Under the Medicare Advantage program, almost all health plans cover prescription drugs, and that cost is built into the government’s per beneficiary payment.
In Part B, since 2003, Medicare has paid for drugs according to a formula: “average sales price” (which has its own set of calculations and problems) plus 6%. The 6% was established as a fee to doctors to cover their costs for procuring, stocking and administering the drugs, and billing Medicare. Congressional action in 2013—to reduce the federal budget deficit (a process dubbed sequestration)—lowered the 6% fee to 4.3%.
Here’s the thing: The fee was never intended to be a profit center for doctor’s offices and clinics that administer drugs, with a built-in incentive to prescribe more expensive drugs.
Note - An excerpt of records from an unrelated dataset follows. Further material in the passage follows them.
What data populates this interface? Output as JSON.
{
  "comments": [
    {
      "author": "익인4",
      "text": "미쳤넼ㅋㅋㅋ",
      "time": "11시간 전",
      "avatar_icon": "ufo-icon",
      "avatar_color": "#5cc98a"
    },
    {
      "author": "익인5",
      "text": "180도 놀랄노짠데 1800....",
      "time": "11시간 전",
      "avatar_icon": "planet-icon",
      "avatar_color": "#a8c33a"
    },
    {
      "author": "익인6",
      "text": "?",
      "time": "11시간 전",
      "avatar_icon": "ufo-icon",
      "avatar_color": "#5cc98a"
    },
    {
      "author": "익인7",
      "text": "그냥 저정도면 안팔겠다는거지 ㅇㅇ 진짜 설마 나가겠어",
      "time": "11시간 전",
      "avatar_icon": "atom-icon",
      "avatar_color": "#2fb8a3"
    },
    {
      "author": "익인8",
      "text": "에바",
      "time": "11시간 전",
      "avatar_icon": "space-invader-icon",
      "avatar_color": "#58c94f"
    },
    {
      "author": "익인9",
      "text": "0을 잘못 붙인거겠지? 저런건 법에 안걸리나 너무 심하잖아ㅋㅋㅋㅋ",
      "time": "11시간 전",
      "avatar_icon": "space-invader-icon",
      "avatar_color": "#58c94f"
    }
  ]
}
But the 6% (now 4.3%) add-on to average sales price has effectively made it just that as the prices of many of the drugs administered in doctor’s offices (such as cancer and biologic drugs) have soared.
Medicare spent $22 billion on Part B prescription drugs in 2015, double the amount in 2007.
By way of simple illustration, a $100,000 drug gets a doctor’s office a fee of $6,000. A $15,000 alternative drug brings in just $900. For oncologists and outpatient chemotherapy clinics, in particular, the fee is a substantial part of their revenue stream since most of what they do is infuse cancer drugs, to the tune of hundreds of thousands if not millions of dollars a month.
Medicare beneficiaries are caught up in this as well. Under Part B, they share expenses, with Medicare paying 80% and the beneficiary paying 20% of the bill, if the beneficiary does not have supplemental coverage. And about 10% to 15% don’t—almost all of whom have annual incomes under $20,000.
Thus, with doctors incentivized to prescribe more expensive drugs, some patients suffer significantly—at least in the pocket book.
What CMS proposes is to test a reduction in the fee to 2.5% and to tack on a flat $16.80 per drug per patient. The agency also wants to test value based purchasing arrangements for drugs in Part B. In the test, doctor’s offices (mostly oncologists and rheumatologists probably) nationwide would be divided into four groups, with a control group getting reimbursed according to the status quo. I’ll spare you further details, all of which are available in the Federal Register proposal.
Predictably, most Democrats, health reform advocates, and liberal consumer groups such as AARP support the experiment. Republicans, conservative and physician-interest groups, and a number of patient advocacy organizations don’t, claiming that the experiment is ill-conceived and will hurt patient access to drugs and thus treatment and the quality of care. The critics also assert that many physicians would end up paying more for some drugs than they get reimbursed—thus losing money.
Pharmaceutical companies, of course, are also vigorously opposed.
A fierce lobbying campaign to kill the proposal is now underway, and it could be successful. On May 2, a dozen or so House Democrats broke ranks and called for the proposal to be completely scuttled. Another 60 raised concerns in a letter, according to a story in The New York Times. Some Democrats also raised objections at a House hearing on May 17. And every member of the Senate Finance Committee—14 Republicans and 12 Democrats—expressed reservations at a recent hearing. A one paragraph House bill (HR 5122) would bar CMS from implementing the initiative.
As a New York Times story by Robert Pear stated: “Whatever the merits of the proposal, the administration has to date been outmaneuvered on Capitol Hill.”
Public comments on the rule were due to CMS on May 9; it received 1,352. The comments were posted May 19; you can view them here. I have not had time yet to read them.
My take: CMS and the White House should work with Congress to modify the proposal over the next few months. It should not be scuttled. Experiments like this—which are consistent with the move to value- based care and the removal of perverse incentives to deliver pricier care than needed—are essential to making progress on reducing the rate of increase in prescription drug spending.
Steven Findlay is an independent journalist and editor who covers medicine and healthcare policy and technology.